Lawmakers Preparing to Tweak Custody BillsThursday, November 21, 2002
THE SALT LAKE TRIBUNE
Before they approve a package of draft legislation aimed at equalizing the roles of divorced parents, lawmakers want to tweak the bills.
Rep. Eric Hutchings, R-Kearns, pulled his bill -- which would prorate child support payments when the child is with a noncustodial parent -- from the State Judiciary Interim Committee agenda Wednesday to give him more time to work on it.
And Sen. Ed Allen, D-Ogden, referred his legislation, a bill that would establish a "Parent-Time Assistance Office" to enforce visitation, to the Utah State Bar's Child and Family Law Committee for review. Allen points out that the state spends $42 million a year to collect child support, but just $120,000 to guarantee divorced parents see their kids.
"There clearly is a need for balance," he said. The measure passed both houses during the 2002 legislative session, but stalled over a lack of funding. Allen acknowledges the bill needs more work.
But members of the State Judiciary Interim Committee OK'd a measure proposed by Rep. Mike Thompson, R-Orem. His bill would give both divorcing parents "substantially equal access" until a judge determined a permanent custody arrangement.
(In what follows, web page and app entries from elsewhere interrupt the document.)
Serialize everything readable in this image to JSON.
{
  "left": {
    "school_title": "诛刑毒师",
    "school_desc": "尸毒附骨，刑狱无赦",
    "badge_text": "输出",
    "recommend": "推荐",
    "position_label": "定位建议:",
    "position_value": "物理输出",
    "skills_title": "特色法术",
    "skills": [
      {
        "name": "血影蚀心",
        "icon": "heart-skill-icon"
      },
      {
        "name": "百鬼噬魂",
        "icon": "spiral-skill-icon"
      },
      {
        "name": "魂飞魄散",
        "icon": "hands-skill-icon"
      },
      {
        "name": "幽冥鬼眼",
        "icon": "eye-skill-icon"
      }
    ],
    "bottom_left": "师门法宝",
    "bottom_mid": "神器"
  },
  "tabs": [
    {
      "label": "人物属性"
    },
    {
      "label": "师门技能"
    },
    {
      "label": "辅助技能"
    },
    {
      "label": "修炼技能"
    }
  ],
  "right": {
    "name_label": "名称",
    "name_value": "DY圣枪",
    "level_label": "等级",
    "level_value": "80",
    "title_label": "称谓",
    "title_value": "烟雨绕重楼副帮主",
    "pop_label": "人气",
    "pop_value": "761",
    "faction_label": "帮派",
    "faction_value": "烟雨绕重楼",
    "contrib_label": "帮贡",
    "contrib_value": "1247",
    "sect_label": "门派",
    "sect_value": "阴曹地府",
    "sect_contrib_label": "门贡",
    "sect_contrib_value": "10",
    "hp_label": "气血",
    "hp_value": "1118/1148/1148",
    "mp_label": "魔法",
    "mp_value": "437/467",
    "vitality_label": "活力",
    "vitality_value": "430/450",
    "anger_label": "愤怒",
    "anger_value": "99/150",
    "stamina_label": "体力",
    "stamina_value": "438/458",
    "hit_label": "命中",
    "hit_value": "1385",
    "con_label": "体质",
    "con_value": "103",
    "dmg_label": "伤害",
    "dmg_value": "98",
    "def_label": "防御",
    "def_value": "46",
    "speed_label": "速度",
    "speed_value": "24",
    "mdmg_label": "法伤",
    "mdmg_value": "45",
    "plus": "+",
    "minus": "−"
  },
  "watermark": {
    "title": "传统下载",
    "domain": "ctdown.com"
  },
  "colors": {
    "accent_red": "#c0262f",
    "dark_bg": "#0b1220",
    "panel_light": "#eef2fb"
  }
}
Divorced parents complain current state law gives preference to the parent who files for divorce first.
"The court system makes it so the first one to court is the custodial parent," said Rick Curtis, a member of FOCUS, an advocacy group for noncustodial parents. "One parent is always going to be in control of the system."
But attorney Lori Nelson argued against the 50/50 split. "Every divorce will now be a custody case," she said. "More people are going to fight about this."
Even Thompson's bill may get more scrutiny before lawmakers consider it in January. Committee members did not unanimously approve the measure, which means it could be changed by a standing committee.
-- Rebecca Walsh
© Copyright 2002, The Salt Lake Tribune